**PROBLEM STATEMENT**:
The entries below are to be returned exactly. Include all of them.

**SUPPLIED DATA**:
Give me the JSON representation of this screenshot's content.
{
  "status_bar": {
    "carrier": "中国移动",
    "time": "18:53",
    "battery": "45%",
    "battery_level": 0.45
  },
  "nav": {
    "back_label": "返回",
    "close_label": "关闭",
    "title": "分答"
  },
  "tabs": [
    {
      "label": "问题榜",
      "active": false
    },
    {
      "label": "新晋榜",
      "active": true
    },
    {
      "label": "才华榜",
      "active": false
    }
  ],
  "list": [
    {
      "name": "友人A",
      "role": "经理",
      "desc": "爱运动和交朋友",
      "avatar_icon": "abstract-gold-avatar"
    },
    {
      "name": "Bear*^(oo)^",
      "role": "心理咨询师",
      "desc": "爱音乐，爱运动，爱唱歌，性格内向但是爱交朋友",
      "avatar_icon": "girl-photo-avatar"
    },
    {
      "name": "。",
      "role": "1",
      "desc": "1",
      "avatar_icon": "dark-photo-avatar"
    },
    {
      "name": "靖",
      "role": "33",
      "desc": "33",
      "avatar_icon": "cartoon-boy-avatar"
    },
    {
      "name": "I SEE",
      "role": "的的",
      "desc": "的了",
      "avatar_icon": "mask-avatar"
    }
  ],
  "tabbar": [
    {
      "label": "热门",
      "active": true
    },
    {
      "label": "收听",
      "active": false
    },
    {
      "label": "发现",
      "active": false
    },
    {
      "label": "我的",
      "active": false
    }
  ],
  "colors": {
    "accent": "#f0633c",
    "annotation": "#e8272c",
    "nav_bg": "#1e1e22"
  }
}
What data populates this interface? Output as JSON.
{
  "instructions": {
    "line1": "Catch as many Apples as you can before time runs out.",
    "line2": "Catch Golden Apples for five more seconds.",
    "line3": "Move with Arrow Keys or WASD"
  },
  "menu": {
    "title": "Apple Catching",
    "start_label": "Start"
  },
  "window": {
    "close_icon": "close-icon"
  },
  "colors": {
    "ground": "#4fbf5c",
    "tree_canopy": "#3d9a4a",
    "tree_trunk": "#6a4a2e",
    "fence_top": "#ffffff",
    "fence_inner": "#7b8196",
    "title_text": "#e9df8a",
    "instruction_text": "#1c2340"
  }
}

**RESULT FOR THIS EXERCISE**:
Give me the JSON representation of this screenshot's content.
{
  "status_bar": {
    "carrier": "中国移动",
    "time": "18:53",
    "battery": "45%",
    "battery_level": 0.45
  },
  "nav": {
    "back_label": "返回",
    "close_label": "关闭",
    "title": "分答"
  },
  "tabs": [
    {
      "label": "问题榜",
      "active": false
    },
    {
      "label": "新晋榜",
      "active": true
    },
    {
      "label": "才华榜",
      "active": false
    }
  ],
  "list": [
    {
      "name": "友人A",
      "role": "经理",
      "desc": "爱运动和交朋友",
      "avatar_icon": "abstract-gold-avatar"
    },
    {
      "name": "Bear*^(oo)^",
      "role": "心理咨询师",
      "desc": "爱音乐，爱运动，爱唱歌，性格内向但是爱交朋友",
      "avatar_icon": "girl-photo-avatar"
    },
    {
      "name": "。",
      "role": "1",
      "desc": "1",
      "avatar_icon": "dark-photo-avatar"
    },
    {
      "name": "靖",
      "role": "33",
      "desc": "33",
      "avatar_icon": "cartoon-boy-avatar"
    },
    {
      "name": "I SEE",
      "role": "的的",
      "desc": "的了",
      "avatar_icon": "mask-avatar"
    }
  ],
  "tabbar": [
    {
      "label": "热门",
      "active": true
    },
    {
      "label": "收听",
      "active": false
    },
    {
      "label": "发现",
      "active": false
    },
    {
      "label": "我的",
      "active": false
    }
  ],
  "colors": {
    "accent": "#f0633c",
    "annotation": "#e8272c",
    "nav_bg": "#1e1e22"
  }
}
What data populates this interface? Output as JSON.
{
  "instructions": {
    "line1": "Catch as many Apples as you can before time runs out.",
    "line2": "Catch Golden Apples for five more seconds.",
    "line3": "Move with Arrow Keys or WASD"
  },
  "menu": {
    "title": "Apple Catching",
    "start_label": "Start"
  },
  "window": {
    "close_icon": "close-icon"
  },
  "colors": {
    "ground": "#4fbf5c",
    "tree_canopy": "#3d9a4a",
    "tree_trunk": "#6a4a2e",
    "fence_top": "#ffffff",
    "fence_inner": "#7b8196",
    "title_text": "#e9df8a",
    "instruction_text": "#1c2340"
  }
}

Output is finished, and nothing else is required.